WHAT NEEDS TO BE DONE => Your task is to filter the data below down to the lines holding "name".

[RECORDS TO PROCESS — start]

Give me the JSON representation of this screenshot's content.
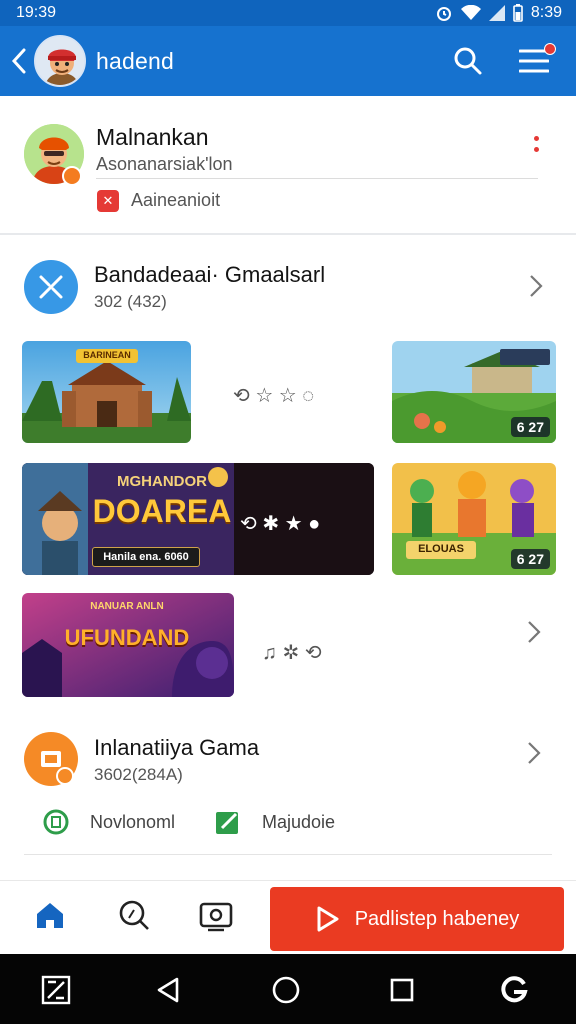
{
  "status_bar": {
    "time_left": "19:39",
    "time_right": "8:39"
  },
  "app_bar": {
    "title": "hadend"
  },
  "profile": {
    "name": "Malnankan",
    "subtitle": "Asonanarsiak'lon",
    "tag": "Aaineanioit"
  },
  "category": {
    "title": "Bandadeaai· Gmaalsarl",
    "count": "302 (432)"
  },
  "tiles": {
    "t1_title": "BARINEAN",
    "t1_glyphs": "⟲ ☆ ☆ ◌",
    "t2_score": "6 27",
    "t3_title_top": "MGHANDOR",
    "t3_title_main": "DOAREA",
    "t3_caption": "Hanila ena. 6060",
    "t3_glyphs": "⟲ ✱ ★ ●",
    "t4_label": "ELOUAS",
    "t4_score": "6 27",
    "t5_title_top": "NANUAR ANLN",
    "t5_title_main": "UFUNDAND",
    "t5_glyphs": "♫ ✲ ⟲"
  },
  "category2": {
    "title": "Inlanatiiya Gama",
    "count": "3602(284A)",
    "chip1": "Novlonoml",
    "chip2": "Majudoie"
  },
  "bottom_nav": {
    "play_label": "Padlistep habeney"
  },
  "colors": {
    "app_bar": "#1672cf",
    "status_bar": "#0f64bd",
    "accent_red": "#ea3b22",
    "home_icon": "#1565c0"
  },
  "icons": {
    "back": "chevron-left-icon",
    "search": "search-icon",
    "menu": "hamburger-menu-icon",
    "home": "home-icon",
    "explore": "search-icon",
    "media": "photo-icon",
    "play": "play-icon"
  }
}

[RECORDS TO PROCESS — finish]
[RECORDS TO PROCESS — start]

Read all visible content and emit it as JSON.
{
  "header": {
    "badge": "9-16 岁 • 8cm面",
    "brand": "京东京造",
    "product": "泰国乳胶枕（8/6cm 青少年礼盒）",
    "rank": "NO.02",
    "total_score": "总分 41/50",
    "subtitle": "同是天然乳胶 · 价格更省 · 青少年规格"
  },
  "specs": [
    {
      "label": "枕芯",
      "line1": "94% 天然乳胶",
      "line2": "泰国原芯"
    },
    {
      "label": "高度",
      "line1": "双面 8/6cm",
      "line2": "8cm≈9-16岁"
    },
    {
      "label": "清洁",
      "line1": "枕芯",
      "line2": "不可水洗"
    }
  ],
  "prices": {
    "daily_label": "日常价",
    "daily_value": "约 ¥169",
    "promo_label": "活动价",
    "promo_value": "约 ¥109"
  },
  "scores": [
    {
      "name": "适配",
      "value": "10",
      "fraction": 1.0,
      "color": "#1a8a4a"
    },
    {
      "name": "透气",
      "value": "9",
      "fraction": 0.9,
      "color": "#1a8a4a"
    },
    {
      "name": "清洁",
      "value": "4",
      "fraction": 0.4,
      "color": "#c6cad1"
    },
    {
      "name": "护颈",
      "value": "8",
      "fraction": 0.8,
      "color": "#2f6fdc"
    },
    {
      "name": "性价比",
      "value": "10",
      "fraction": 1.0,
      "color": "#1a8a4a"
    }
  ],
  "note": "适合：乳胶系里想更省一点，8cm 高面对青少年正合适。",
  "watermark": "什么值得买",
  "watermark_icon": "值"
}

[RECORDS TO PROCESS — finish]

SOLVED PROBLEM =>
    "name": "Malnankan",
      "name": "适配",
      "name": "透气",
      "name": "清洁",
      "name": "护颈",
      "name": "性价比",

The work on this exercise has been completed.